The harbour porpoise (Phocoena phocoena) is probably the most abundant small cetacean in the northeast Atlantic and as such is an important top predator. It is also one of the most threatened species, particularly as a consequence of fishery by-catch.
Porpoises feed mainly on small shoaling fishes from both demersal and pelagic habitats. Many prey items are probably taken on, or very close to, the sea bed. Even though a wide range of species has been recorded in the diet, porpoises in any one area tend to feed primarily on two to four main species (e.g. whiting (Merlangius merlangus) and sandeels (Ammodytidae) in Scottish waters).

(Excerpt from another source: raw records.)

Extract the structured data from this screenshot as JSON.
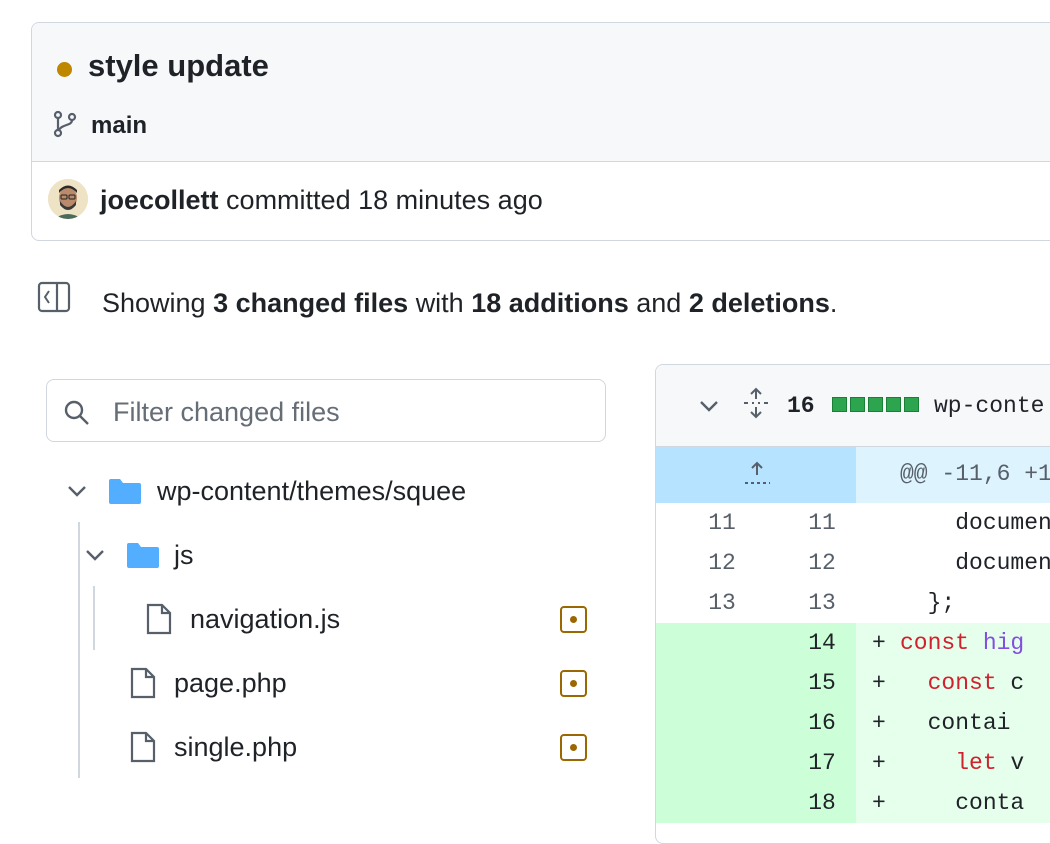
{
  "commit": {
    "title": "style update",
    "status_color": "#bf8700",
    "branch": "main",
    "author": "joecollett",
    "action": "committed",
    "time": "18 minutes ago"
  },
  "summary": {
    "prefix": "Showing",
    "files": "3 changed files",
    "with": "with",
    "additions": "18 additions",
    "and": "and",
    "deletions": "2 deletions",
    "suffix": "."
  },
  "filter": {
    "placeholder": "Filter changed files"
  },
  "tree": {
    "folder_root": "wp-content/themes/squee",
    "folder_js": "js",
    "file_navigation": "navigation.js",
    "file_page": "page.php",
    "file_single": "single.php"
  },
  "diff": {
    "count": "16",
    "file_path": "wp-conte",
    "hunk": "@@ -11,6 +1",
    "lines": [
      {
        "old": "11",
        "new": "11",
        "sign": "",
        "code": "    documen"
      },
      {
        "old": "12",
        "new": "12",
        "sign": "",
        "code": "    documen"
      },
      {
        "old": "13",
        "new": "13",
        "sign": "",
        "code": "  };"
      },
      {
        "old": "",
        "new": "14",
        "sign": "+",
        "kw": "const ",
        "rest": "hig"
      },
      {
        "old": "",
        "new": "15",
        "sign": "+",
        "kw": "  const ",
        "rest": "c"
      },
      {
        "old": "",
        "new": "16",
        "sign": "+",
        "kw": "",
        "rest": "  contai"
      },
      {
        "old": "",
        "new": "17",
        "sign": "+",
        "kw": "    let ",
        "rest": "v"
      },
      {
        "old": "",
        "new": "18",
        "sign": "+",
        "kw": "",
        "rest": "    conta"
      }
    ]
  }
}
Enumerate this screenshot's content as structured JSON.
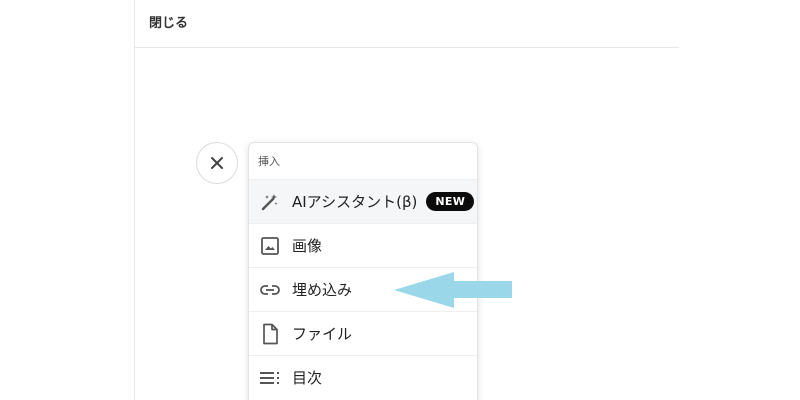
{
  "header": {
    "close_label": "閉じる"
  },
  "toolbar": {
    "close_icon": "close-icon"
  },
  "insert_menu": {
    "heading": "挿入",
    "items": [
      {
        "label": "AIアシスタント(β)",
        "icon": "magic-wand-icon",
        "badge": "NEW"
      },
      {
        "label": "画像",
        "icon": "image-icon"
      },
      {
        "label": "埋め込み",
        "icon": "link-icon"
      },
      {
        "label": "ファイル",
        "icon": "file-icon"
      },
      {
        "label": "目次",
        "icon": "table-of-contents-icon"
      }
    ]
  },
  "colors": {
    "badge_bg": "#0b0b0b",
    "arrow": "#9ad7e8",
    "icon": "#555555"
  }
}
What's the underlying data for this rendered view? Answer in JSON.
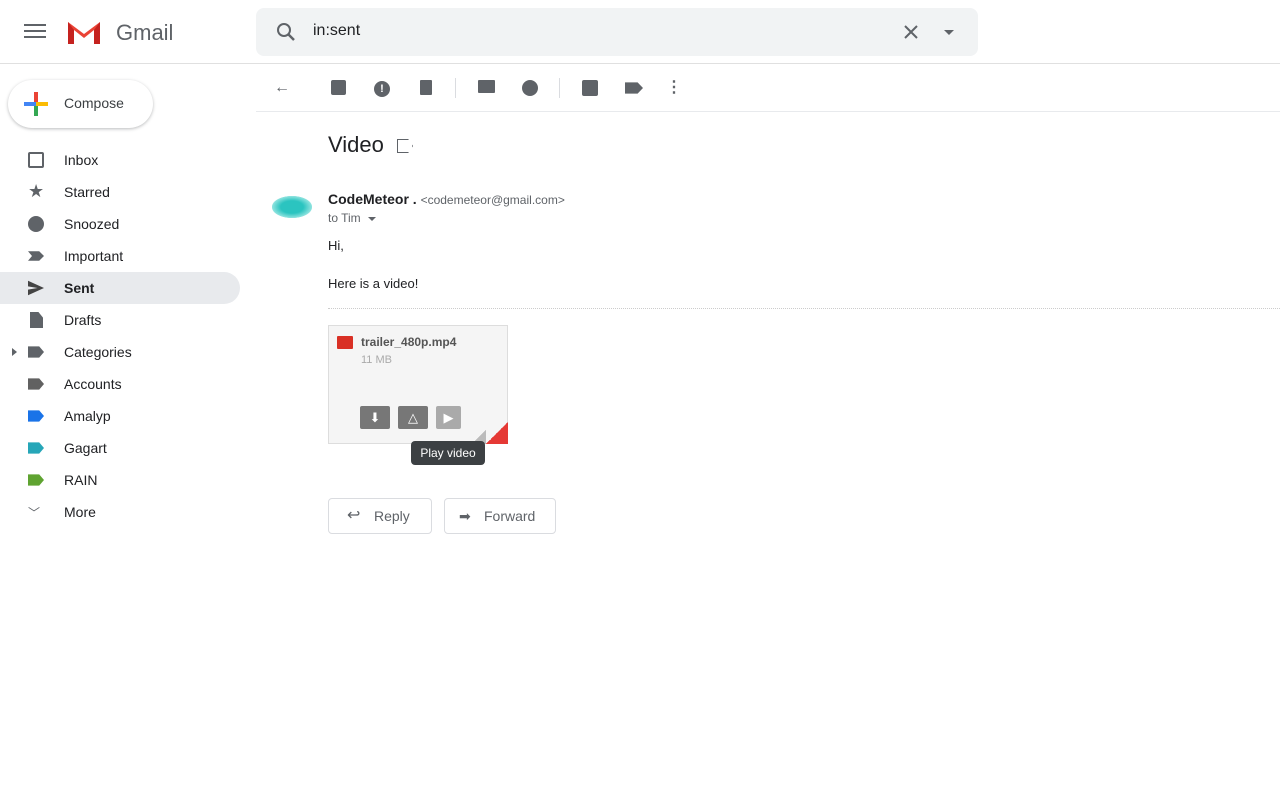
{
  "header": {
    "brand": "Gmail",
    "search_value": "in:sent"
  },
  "compose_label": "Compose",
  "sidebar": {
    "items": [
      {
        "label": "Inbox",
        "icon": "inbox-icon"
      },
      {
        "label": "Starred",
        "icon": "star-icon"
      },
      {
        "label": "Snoozed",
        "icon": "clock-icon"
      },
      {
        "label": "Important",
        "icon": "important-icon"
      },
      {
        "label": "Sent",
        "icon": "send-icon",
        "active": true
      },
      {
        "label": "Drafts",
        "icon": "draft-icon"
      },
      {
        "label": "Categories",
        "icon": "label-icon"
      },
      {
        "label": "Accounts",
        "icon": "label-icon",
        "color": "#616161"
      },
      {
        "label": "Amalyp",
        "icon": "label-icon",
        "color": "#1a73e8"
      },
      {
        "label": "Gagart",
        "icon": "label-icon",
        "color": "#26a6b8"
      },
      {
        "label": "RAIN",
        "icon": "label-icon",
        "color": "#5fa331"
      },
      {
        "label": "More",
        "icon": "chevron-down-icon"
      }
    ]
  },
  "message": {
    "subject": "Video",
    "sender_name": "CodeMeteor .",
    "sender_email": "<codemeteor@gmail.com>",
    "to": "to Tim",
    "body_line1": "Hi,",
    "body_line2": "Here is a video!",
    "attachment": {
      "name": "trailer_480p.mp4",
      "size": "11 MB",
      "tooltip": "Play video"
    },
    "reply_label": "Reply",
    "forward_label": "Forward"
  }
}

Evidence for selective predation is equivocal. Many studies provide evidence of geographic, seasonal, interannual, ontogenetic or sexual differences in prey types or prey sizes, and such differences are often (speculatively) interpreted in terms of prey availability. A few studies demonstrate trends in diet selection that are consistent with changes in prey abundance. However, lack of availability of prey abundance data at an appropriate spatial and temporal scale is often a problem.
Porpoise diets overlap extensively with diets of other piscivorous marine predators (notably seals). Many of the main prey species are also taken by commercial fisheries, although porpoises tend to take smaller fishes than those targeted by fisheries. Given their high abundance, porpoises clearly remove substantial quantities of fish.
The literature on porpoise diets in the northeast Atlantic suggests that there has been a long-term shift from predation on clupeid fish (mainly herring Clupea harengus) to predation on sandeels and gadoid fish, possibly related to the decline in herring stocks since the mid-1960s. Evidence from studies on seals suggests that such a shift could have adverse health consequences.
Food consumption brings porpoises into contact with two important threats – persistent organic contaminants and fishing nets, both of which have potentially serious impacts.